• [AIM OF THE TASK] Line filter on the word "Classic": copy each matching line from the entries.

• [GIVEN ENTRIES]

*** Begin section ***

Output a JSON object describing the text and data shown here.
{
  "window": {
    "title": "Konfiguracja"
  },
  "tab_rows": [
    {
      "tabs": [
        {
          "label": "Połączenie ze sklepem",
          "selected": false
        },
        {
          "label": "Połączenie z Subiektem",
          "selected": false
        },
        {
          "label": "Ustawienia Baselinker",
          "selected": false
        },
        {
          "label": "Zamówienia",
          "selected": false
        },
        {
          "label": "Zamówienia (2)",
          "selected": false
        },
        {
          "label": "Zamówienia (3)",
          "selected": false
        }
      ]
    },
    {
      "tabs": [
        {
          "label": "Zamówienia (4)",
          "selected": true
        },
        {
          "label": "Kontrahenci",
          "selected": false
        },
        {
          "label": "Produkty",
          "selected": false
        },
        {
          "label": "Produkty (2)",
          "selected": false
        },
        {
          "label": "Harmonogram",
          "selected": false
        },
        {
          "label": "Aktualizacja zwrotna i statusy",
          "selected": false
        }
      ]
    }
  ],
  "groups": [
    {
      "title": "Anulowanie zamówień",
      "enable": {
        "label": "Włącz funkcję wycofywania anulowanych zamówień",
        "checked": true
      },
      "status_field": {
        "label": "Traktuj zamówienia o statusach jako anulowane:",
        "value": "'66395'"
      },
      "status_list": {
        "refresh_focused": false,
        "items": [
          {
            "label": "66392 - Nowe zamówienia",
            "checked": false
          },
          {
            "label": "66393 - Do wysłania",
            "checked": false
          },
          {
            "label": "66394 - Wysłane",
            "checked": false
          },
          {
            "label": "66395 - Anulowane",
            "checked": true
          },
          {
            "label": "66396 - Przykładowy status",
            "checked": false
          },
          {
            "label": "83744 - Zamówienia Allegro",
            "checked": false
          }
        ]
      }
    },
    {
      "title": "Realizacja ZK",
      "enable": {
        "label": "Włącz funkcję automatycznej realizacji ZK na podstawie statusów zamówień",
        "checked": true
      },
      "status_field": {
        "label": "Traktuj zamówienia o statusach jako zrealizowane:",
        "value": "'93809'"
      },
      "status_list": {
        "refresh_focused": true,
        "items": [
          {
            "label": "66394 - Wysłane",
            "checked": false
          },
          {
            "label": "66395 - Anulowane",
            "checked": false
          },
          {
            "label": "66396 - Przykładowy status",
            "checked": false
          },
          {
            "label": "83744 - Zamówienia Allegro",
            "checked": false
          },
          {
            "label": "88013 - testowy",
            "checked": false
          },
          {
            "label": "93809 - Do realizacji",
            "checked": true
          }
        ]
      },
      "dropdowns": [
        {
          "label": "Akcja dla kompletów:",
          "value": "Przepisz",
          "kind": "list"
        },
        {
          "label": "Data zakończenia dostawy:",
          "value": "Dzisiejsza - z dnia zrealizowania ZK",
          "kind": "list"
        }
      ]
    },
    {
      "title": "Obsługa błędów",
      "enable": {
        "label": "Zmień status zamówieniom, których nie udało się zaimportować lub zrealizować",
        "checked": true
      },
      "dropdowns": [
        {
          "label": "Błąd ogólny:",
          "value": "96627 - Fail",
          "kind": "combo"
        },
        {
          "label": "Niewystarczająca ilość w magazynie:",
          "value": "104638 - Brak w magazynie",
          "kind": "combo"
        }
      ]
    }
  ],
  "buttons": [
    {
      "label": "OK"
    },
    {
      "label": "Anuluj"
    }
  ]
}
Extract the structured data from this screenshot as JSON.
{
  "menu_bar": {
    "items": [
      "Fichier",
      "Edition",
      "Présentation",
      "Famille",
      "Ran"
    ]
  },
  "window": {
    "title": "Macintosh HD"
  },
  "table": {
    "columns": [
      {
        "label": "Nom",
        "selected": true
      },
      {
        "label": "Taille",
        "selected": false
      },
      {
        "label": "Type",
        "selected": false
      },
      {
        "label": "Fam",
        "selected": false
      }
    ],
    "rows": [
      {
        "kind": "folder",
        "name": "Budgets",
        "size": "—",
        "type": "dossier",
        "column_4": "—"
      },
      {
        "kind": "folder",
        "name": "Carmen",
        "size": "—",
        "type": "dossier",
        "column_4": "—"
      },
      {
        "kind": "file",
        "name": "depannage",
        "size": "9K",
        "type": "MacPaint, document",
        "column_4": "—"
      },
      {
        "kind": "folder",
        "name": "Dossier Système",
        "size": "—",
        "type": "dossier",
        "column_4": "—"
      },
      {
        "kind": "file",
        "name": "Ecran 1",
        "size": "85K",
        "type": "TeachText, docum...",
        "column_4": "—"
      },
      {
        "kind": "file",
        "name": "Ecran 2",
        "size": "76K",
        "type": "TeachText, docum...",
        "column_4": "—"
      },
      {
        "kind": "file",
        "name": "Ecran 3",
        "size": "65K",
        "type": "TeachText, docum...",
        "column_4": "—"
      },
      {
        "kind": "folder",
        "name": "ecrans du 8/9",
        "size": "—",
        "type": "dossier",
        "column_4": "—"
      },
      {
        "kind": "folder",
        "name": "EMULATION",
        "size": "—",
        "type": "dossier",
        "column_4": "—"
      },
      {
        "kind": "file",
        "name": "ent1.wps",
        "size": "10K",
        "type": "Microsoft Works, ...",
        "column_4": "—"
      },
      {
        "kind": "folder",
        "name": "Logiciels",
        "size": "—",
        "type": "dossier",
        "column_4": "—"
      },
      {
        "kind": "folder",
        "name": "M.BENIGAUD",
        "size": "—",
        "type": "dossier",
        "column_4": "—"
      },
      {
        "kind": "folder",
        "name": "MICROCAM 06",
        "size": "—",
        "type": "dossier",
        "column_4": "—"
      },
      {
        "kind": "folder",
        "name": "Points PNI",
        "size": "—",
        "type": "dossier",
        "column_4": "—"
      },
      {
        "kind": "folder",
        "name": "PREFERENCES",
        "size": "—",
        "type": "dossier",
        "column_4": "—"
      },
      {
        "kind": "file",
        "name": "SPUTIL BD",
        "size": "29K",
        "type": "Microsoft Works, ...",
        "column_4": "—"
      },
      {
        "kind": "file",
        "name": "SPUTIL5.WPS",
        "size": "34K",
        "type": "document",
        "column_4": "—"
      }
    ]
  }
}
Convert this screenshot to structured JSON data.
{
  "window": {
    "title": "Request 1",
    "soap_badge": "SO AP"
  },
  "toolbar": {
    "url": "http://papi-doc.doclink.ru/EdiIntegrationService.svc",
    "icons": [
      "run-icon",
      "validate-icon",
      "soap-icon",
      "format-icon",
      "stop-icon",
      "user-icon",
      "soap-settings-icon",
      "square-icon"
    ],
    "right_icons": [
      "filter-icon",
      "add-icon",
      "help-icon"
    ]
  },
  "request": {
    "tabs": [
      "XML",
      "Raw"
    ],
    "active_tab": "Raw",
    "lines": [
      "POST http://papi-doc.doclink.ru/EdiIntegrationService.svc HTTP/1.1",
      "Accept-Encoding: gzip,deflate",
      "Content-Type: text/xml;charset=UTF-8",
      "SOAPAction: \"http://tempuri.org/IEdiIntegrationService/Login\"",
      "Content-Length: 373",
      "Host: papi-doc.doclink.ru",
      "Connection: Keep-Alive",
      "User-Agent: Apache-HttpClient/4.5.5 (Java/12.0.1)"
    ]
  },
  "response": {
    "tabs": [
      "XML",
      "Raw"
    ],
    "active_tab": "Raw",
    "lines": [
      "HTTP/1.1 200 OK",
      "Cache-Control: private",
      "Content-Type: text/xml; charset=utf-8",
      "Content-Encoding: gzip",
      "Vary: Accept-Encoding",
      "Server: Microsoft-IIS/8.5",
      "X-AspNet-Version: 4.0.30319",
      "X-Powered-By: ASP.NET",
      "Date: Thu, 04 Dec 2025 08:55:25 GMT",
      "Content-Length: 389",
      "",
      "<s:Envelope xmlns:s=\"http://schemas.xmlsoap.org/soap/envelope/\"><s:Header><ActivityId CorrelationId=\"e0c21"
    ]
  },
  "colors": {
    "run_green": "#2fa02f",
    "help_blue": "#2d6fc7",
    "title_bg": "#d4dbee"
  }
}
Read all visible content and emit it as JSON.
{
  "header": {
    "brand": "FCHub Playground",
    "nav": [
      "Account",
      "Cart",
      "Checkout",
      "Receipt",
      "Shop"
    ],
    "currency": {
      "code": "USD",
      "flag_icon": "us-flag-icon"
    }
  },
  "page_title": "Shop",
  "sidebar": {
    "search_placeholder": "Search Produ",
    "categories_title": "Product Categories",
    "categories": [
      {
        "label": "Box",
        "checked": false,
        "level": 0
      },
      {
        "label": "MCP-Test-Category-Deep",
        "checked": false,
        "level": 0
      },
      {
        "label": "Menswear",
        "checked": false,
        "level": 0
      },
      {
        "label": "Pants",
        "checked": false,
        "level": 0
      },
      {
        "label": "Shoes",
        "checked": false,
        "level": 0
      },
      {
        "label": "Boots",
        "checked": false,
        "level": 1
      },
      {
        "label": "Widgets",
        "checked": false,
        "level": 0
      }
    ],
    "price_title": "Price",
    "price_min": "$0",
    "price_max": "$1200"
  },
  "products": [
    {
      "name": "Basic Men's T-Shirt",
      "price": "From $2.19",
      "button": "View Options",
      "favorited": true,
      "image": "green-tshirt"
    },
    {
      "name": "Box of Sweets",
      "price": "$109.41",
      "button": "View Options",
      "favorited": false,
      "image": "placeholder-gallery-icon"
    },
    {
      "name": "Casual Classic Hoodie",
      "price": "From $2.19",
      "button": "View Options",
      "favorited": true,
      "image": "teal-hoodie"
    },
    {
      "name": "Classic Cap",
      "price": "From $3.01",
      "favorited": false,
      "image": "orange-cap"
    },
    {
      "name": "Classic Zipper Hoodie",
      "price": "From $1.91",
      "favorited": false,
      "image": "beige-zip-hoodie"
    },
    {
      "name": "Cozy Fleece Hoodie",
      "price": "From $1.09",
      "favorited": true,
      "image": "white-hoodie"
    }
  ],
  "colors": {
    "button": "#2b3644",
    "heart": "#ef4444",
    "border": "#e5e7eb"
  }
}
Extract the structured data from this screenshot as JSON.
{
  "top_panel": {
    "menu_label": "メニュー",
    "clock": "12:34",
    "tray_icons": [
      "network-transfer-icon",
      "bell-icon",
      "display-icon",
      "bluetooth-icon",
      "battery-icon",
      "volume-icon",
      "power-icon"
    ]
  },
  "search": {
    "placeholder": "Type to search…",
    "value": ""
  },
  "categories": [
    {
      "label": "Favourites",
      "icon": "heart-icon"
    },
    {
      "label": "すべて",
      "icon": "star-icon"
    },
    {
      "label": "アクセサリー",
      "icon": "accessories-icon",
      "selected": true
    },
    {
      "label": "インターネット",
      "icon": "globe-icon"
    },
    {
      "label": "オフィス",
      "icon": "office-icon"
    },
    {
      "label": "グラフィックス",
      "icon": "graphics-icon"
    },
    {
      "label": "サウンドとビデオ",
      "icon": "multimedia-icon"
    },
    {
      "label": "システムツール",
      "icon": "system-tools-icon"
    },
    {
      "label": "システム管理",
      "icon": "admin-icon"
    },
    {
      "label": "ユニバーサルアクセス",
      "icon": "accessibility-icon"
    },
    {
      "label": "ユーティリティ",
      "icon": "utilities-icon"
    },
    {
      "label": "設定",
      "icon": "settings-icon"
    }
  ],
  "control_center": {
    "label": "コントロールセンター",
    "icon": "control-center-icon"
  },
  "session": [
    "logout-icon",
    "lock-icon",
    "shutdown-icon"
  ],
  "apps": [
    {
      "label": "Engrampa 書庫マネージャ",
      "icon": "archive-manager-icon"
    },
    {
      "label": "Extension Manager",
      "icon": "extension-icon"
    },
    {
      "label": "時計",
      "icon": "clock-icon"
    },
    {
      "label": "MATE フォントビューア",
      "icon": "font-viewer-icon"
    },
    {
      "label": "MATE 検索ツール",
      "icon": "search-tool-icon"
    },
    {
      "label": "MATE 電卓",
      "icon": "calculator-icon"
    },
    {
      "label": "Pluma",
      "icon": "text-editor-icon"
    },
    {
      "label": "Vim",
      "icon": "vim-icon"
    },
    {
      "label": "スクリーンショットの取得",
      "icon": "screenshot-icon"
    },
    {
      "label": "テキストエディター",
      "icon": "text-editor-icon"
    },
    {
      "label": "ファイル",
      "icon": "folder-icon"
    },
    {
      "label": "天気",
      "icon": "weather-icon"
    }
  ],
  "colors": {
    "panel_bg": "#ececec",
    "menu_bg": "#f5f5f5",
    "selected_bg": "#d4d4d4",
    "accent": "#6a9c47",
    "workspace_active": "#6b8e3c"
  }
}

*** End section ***

• [ANSWER TO THIS EXERCISE]
      "name": "Casual Classic Hoodie",
      "name": "Classic Cap",
      "name": "Classic Zipper Hoodie",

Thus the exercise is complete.